> _What this task involves_: Look through the lines below and copy each one that includes "Total".
┌──
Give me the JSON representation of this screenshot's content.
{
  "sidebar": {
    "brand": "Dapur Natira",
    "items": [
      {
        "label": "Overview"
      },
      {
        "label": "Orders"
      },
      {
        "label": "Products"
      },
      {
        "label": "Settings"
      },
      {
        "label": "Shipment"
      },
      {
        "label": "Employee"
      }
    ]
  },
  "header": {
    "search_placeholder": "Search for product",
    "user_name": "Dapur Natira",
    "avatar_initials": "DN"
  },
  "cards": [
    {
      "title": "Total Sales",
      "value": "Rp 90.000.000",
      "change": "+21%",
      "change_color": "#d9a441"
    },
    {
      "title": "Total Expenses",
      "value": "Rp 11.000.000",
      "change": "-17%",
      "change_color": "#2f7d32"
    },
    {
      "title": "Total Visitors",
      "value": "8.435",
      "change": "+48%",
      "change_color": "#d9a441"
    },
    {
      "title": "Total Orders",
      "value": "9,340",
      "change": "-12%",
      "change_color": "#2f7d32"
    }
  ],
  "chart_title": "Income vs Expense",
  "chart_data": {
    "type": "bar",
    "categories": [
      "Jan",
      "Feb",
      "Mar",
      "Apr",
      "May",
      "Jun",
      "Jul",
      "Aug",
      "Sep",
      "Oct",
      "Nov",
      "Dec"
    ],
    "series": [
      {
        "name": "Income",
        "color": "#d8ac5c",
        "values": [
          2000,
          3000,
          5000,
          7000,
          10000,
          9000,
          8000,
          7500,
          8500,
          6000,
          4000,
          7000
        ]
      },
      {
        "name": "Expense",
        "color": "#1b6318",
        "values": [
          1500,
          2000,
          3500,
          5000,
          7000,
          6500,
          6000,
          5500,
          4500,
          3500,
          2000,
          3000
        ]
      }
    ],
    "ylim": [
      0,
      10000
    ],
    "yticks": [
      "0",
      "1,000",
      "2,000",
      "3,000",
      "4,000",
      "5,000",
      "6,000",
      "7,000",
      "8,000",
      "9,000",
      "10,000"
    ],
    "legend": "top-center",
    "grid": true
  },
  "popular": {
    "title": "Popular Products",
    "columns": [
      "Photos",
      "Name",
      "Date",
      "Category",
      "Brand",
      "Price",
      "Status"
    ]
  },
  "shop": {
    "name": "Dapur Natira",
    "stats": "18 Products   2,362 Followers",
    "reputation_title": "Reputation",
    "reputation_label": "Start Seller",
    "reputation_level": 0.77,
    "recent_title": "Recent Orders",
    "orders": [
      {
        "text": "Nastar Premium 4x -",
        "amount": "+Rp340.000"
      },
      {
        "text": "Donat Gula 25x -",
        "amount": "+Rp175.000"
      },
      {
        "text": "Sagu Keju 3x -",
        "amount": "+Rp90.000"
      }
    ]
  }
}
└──
> _Answer for the task_:
      "title": "Total Sales",
      "title": "Total Expenses",
      "title": "Total Visitors",
      "title": "Total Orders",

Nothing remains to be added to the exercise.